▶ _What the task asks_
Answer with a number only: how many lines of the entries below contain the word "this"?

Element data from apps and pages:
⟨

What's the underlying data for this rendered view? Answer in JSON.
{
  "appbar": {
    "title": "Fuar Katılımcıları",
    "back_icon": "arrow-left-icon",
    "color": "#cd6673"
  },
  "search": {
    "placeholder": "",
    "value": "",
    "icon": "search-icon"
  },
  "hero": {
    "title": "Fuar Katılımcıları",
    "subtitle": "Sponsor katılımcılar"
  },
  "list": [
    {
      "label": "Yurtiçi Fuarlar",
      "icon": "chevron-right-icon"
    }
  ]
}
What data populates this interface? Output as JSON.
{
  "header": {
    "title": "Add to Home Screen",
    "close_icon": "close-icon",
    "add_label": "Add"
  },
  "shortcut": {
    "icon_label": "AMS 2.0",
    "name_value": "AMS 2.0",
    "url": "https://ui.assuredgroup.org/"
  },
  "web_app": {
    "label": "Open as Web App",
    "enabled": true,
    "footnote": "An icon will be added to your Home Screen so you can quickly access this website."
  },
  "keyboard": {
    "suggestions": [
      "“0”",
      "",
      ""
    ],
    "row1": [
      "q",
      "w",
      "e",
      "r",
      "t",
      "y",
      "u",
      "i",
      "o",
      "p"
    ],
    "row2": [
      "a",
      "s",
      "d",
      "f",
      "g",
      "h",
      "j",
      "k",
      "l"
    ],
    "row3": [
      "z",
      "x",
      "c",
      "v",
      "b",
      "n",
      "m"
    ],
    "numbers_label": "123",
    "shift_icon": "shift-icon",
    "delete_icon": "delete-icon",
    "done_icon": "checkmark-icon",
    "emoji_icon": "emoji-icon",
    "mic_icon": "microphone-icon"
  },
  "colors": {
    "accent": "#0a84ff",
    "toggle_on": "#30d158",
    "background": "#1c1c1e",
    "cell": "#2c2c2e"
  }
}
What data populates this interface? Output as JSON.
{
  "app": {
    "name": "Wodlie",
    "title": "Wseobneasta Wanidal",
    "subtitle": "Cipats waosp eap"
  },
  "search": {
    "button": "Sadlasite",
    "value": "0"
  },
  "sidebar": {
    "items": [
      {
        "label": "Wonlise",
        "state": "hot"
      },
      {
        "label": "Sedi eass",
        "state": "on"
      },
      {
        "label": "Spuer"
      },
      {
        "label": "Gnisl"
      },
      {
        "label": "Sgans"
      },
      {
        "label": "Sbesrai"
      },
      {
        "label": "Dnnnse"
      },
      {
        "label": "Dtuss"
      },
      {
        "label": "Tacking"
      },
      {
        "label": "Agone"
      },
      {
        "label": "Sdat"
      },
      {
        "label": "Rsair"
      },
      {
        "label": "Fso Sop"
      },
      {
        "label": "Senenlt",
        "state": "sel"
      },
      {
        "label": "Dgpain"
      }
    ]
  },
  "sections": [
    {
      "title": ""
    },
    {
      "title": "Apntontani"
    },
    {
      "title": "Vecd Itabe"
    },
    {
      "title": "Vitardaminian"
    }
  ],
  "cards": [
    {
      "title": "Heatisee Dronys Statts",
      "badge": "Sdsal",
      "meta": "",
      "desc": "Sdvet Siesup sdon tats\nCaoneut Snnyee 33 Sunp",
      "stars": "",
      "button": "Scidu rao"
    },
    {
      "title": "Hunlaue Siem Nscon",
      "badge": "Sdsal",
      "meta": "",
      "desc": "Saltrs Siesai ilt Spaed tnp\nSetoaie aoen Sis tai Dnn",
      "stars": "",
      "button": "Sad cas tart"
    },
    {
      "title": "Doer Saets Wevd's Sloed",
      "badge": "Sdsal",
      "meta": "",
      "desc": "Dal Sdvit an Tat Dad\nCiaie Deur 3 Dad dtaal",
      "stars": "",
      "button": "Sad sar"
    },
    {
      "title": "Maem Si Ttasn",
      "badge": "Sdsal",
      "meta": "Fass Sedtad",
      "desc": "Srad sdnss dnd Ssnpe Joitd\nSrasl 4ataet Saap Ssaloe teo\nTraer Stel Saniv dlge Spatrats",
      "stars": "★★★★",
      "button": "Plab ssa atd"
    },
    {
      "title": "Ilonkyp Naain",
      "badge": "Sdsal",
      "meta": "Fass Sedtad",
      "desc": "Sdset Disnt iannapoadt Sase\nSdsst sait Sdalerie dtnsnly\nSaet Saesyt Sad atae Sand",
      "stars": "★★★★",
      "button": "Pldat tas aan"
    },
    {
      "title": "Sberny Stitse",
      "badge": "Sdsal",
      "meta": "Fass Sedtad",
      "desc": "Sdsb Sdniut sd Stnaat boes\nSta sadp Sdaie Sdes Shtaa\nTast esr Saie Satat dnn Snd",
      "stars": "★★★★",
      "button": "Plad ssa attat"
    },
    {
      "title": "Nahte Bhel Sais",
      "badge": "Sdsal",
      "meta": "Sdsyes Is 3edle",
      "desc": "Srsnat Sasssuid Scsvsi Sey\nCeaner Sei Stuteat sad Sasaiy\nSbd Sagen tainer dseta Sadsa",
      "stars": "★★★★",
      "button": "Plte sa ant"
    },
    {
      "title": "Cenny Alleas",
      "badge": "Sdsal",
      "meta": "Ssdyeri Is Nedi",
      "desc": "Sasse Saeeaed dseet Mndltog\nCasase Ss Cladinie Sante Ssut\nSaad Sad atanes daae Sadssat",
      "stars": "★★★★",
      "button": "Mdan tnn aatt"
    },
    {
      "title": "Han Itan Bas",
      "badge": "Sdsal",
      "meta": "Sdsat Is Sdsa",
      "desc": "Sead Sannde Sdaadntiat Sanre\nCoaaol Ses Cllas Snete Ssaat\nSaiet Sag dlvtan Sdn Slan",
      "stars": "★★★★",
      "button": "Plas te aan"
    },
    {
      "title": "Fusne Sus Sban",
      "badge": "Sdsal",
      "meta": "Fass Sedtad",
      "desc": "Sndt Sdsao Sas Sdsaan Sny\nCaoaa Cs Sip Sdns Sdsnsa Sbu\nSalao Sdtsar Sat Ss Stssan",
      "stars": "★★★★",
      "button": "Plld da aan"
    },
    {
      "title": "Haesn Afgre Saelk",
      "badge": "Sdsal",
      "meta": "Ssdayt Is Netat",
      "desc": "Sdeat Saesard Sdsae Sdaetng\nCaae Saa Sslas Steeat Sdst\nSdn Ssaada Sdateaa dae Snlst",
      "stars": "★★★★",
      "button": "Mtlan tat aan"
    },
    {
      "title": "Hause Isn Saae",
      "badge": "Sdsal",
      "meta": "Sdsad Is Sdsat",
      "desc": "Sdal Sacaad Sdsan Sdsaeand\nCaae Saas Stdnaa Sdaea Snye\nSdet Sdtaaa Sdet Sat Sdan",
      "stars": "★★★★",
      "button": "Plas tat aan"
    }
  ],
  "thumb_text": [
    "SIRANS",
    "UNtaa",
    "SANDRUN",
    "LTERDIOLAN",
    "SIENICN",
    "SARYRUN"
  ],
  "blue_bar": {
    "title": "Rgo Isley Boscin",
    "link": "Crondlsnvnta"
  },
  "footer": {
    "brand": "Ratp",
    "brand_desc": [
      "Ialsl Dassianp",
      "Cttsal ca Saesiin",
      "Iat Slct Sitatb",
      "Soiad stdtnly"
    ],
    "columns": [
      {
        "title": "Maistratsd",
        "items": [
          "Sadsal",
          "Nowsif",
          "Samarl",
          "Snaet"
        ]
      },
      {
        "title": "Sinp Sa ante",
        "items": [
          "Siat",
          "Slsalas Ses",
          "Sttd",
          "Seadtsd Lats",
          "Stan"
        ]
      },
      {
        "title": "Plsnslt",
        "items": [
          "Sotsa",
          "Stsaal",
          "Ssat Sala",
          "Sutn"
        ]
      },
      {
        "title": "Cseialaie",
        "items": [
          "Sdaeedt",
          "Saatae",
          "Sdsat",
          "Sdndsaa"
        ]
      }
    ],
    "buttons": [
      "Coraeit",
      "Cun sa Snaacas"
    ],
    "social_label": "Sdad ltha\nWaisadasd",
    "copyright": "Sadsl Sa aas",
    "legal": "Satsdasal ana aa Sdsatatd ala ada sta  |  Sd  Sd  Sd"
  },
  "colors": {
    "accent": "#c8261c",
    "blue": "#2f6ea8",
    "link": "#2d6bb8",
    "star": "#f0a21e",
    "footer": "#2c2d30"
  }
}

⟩

▶ _Expected answer_
4